Tuesday, November 22, 2011

In the last post we looked at feature detection with Modernizr. Before moving forward, let me answer a few questions that came up.

First, you can build a custom Modernizr download containing only the tests you care about when you visit  http://www.modernizr.com/download/. If you don't care about the geolocation APIs, then don't check the geolocation checkbox. The script file you download will be smaller, and more importantly there are fewer tests to run when the script hits the browser. Chances are good you will only care about a handful of the possible tests.

Secondly, Modernizr doesn't add any missing features to a browser. Modernizr only tests to see if specific features are available. The single exception is that Modernizr does create HTML 5 elements for older versions of IE. We looked at this capability in the first post of this series. Everything else is just a test. Modernizer can tell you if the geolocation API is available, or if it isn't. If the API is available you can use it. If the API is not available then you have a decision to make. Do you gracefully degrade the page and hide content that requires the user's location? Or, do you enter the world of polyfills and web shims?


Polyfills are spackling paste for web browsers. They fill the holes left behind when a browser doesn't implement a feature. There are dozen of polyfills available, and some are more elaborate than others.  Ideally a polyfill API will mimic the real HTML 5 API so you can use a single codebase for all browsers, but this ideal scenario is not always possible.

Let's say, for example, that you want to use the geolocation API to display a user's current latitude and longitude. You might use something like the following:

    onGeoSuccess, onGeoError);

function onGeoSuccess(position) {
    var display = $("#position").tmpl(position.coords);

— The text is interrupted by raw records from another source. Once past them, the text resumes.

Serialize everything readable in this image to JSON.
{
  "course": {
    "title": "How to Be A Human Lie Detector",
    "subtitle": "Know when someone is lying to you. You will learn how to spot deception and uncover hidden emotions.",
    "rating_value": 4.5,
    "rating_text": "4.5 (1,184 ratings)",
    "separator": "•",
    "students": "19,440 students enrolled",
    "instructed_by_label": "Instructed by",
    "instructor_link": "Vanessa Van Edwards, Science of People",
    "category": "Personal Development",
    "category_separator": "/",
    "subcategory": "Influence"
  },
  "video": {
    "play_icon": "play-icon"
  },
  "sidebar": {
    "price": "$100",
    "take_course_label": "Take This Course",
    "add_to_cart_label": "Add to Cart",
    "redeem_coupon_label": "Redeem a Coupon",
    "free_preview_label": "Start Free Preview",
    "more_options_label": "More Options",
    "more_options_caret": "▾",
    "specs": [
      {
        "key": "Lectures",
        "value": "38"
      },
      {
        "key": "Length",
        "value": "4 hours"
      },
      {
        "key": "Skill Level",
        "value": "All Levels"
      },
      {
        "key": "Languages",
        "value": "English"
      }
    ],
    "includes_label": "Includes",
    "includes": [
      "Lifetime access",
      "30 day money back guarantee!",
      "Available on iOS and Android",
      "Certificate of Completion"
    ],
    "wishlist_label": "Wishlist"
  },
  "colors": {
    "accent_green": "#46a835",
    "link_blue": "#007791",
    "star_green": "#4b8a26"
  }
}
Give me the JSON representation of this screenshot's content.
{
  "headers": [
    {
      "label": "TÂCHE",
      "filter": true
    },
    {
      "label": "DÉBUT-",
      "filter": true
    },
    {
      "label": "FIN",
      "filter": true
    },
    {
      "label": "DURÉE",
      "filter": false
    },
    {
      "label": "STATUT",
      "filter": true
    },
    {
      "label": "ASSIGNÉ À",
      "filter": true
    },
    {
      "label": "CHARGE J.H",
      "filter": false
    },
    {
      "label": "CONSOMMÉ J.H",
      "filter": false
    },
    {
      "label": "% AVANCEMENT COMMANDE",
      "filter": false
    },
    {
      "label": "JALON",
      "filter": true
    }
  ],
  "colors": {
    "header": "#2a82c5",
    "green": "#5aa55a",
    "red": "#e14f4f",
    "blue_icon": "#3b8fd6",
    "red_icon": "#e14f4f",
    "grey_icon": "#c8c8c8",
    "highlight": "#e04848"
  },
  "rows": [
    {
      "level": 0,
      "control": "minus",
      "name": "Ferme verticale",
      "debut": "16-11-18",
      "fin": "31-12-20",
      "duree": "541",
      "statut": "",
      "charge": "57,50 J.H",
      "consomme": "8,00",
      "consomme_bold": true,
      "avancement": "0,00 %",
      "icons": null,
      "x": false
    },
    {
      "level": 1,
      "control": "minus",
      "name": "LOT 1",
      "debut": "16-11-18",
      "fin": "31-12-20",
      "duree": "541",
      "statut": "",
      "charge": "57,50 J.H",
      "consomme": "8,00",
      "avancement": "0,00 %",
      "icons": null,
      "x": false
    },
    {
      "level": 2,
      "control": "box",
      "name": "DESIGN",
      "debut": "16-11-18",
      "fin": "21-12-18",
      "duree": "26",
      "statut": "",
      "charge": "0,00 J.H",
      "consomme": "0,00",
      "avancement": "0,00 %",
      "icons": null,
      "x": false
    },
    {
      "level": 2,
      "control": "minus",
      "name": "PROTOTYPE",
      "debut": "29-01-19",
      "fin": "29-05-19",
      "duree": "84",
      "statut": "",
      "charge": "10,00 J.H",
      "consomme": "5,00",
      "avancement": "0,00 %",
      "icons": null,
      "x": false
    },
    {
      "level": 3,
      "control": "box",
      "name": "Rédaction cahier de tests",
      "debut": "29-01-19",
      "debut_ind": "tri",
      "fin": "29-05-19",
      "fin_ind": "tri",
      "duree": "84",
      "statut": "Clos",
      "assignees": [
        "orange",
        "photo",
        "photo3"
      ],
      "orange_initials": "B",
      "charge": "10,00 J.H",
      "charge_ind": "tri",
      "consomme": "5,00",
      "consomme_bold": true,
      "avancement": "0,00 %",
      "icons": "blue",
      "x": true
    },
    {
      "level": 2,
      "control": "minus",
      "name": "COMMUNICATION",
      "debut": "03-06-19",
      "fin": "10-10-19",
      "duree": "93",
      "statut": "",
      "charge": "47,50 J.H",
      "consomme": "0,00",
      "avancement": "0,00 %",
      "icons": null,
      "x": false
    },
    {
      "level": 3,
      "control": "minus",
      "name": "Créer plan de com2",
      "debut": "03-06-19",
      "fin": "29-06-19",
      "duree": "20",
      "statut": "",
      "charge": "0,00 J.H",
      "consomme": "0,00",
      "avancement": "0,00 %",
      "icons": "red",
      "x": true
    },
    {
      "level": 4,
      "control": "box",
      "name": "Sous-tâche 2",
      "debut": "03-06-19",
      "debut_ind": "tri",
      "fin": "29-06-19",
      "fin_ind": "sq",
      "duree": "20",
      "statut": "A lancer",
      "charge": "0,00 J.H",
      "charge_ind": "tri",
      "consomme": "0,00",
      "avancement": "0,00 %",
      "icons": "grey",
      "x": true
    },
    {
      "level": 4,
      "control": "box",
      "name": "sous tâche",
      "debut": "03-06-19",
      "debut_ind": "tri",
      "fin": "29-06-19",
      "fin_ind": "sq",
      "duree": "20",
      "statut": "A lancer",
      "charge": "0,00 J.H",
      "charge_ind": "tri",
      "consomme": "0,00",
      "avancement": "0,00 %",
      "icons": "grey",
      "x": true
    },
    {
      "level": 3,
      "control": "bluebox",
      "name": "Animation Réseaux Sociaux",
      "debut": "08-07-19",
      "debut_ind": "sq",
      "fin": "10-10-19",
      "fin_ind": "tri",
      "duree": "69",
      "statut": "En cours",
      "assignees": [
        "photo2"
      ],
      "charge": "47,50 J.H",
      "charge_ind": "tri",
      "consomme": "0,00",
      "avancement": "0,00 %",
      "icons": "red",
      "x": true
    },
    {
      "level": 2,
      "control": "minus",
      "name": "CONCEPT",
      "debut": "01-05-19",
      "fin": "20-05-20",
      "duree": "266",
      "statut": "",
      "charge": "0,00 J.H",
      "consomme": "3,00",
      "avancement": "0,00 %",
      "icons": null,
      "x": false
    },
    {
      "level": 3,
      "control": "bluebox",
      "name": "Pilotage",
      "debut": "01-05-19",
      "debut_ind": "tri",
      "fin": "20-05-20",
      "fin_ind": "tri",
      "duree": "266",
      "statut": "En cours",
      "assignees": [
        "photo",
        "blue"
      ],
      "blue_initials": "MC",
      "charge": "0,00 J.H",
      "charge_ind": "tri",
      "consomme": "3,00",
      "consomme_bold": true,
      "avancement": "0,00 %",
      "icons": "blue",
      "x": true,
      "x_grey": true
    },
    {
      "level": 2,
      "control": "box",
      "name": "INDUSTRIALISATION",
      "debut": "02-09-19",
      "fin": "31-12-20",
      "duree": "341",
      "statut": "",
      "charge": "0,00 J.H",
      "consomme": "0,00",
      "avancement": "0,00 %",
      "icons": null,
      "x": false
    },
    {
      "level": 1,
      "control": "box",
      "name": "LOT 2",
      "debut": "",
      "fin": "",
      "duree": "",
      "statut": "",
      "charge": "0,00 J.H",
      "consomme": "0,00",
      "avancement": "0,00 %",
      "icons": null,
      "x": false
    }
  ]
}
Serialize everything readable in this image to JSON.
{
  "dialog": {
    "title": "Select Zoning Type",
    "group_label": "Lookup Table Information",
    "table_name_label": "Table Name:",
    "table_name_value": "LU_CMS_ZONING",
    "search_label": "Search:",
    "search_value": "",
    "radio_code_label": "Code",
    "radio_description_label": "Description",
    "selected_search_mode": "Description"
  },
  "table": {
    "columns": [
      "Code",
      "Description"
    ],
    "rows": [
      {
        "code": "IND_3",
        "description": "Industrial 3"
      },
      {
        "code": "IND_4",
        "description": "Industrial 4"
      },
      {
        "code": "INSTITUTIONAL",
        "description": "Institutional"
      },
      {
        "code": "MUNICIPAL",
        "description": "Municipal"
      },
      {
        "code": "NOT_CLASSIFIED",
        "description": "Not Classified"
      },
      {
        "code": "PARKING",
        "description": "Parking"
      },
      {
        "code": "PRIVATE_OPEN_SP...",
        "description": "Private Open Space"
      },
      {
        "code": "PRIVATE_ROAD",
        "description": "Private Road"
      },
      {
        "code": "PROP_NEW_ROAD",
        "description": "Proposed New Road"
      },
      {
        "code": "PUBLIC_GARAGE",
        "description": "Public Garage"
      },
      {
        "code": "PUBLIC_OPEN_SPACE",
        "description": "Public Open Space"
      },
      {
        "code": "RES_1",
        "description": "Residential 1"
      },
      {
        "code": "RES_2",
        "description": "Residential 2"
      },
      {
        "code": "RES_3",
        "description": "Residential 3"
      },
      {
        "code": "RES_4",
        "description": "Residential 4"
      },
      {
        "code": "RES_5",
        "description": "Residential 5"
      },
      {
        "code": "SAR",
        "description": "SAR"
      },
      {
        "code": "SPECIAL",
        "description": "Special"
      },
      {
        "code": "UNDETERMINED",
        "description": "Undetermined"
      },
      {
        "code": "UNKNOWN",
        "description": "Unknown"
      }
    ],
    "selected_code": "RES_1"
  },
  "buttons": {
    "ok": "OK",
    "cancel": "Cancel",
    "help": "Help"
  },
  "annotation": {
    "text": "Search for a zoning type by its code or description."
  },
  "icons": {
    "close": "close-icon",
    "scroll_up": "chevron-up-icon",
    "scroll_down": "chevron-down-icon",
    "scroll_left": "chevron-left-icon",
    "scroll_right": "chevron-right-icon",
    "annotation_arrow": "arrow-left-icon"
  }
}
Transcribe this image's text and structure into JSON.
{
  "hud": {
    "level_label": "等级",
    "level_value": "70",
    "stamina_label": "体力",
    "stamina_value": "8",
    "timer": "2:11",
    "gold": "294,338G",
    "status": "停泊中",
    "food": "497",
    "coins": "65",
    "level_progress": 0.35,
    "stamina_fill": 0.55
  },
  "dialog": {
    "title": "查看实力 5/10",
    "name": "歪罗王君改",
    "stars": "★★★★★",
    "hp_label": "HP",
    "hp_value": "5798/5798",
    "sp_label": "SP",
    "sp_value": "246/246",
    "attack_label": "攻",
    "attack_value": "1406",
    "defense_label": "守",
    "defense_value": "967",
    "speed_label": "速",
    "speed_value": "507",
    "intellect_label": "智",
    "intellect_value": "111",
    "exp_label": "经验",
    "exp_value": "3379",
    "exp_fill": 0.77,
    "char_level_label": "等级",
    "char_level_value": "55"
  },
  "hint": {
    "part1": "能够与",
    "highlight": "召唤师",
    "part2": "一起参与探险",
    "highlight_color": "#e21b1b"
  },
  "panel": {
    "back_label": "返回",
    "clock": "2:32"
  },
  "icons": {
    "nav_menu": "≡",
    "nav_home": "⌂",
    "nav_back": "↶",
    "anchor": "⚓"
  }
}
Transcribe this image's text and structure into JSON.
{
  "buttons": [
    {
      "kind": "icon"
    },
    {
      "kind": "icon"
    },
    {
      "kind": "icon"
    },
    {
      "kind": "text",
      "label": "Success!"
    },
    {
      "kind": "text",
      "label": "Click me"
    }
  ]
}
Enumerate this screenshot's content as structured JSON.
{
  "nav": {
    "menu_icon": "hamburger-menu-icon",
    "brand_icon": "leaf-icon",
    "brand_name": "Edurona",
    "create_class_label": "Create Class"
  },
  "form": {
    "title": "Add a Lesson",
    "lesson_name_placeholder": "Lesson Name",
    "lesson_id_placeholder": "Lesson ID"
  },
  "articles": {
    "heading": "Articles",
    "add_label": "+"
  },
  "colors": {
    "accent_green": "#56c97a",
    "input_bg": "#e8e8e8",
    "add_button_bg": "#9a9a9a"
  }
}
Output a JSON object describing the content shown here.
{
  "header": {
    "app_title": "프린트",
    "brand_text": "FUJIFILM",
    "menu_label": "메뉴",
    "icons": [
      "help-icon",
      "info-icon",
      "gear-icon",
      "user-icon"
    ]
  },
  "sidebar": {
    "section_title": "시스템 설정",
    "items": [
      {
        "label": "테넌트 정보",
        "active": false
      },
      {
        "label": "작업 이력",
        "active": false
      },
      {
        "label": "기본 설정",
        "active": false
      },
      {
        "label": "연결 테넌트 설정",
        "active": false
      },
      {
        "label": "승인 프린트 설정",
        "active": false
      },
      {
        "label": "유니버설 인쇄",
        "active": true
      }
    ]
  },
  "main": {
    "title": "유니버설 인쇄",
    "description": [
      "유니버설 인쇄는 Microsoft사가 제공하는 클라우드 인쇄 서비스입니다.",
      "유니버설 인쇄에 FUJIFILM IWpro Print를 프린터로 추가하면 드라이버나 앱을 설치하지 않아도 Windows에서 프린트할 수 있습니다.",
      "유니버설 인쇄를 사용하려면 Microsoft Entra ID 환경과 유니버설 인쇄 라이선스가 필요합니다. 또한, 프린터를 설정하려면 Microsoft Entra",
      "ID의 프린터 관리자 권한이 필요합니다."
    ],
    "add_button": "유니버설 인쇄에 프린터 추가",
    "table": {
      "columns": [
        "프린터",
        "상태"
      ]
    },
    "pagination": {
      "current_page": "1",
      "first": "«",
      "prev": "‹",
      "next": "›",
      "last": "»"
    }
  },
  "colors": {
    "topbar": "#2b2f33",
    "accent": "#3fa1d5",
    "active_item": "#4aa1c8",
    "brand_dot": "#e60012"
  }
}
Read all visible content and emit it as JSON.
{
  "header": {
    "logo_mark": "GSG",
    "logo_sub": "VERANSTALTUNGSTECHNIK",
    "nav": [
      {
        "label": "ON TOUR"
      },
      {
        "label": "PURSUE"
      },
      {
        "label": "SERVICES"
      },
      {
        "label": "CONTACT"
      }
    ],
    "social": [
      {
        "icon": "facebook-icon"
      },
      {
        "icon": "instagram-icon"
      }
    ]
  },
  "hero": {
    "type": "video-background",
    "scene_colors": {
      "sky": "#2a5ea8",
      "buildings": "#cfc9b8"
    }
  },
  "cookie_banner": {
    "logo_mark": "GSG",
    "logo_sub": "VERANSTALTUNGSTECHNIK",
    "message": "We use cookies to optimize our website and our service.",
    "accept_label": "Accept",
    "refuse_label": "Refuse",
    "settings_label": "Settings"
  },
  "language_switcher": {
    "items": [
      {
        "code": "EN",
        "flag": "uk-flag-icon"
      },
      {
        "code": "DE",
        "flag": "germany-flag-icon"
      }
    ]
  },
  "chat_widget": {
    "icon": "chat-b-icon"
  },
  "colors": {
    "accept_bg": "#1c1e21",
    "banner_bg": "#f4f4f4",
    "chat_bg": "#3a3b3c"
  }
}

function onGeoError(e) {            

And use the following template to display the result:

<script id="position" type="text/x-tmpl">
        Latitude: ${latitude} Longitude: ${longitude}


Now imagine someone with a new Kindle Fire comes to your website. The Fire's browser (Silk) doesn't support the geolocation API. You could discover this if you just ask Modernizr.

if (!Modernizr.geolocation) {

To support geolocation on browsers like Silk, you could use the Webshims Lib by Alexander Farkas. The WebShims lib includes scripts to polyfill not just geolocation features, but also ECMAScript 5 features, new HTML 5 inputs, canvas, and more. You just need to load the polyfiller.js bootstrapping code (which requires jQuery and Modernizr's script loader). 

<script src="jquery.js"></script>
<script src="modernizr-geo.js"></script>
<script src="polyfiller.js"></script>            


The beauty of the geolocation polyfill is how the script lets you use the same API you would use when a browser natively implements geolocation – no code has to change! Of course, not all polyfills are as easy, but hopefully we won't have to live with them for more than a few more years. Or 5. Or 10 ...


.NET Rocks – Scott Allen and Modernizr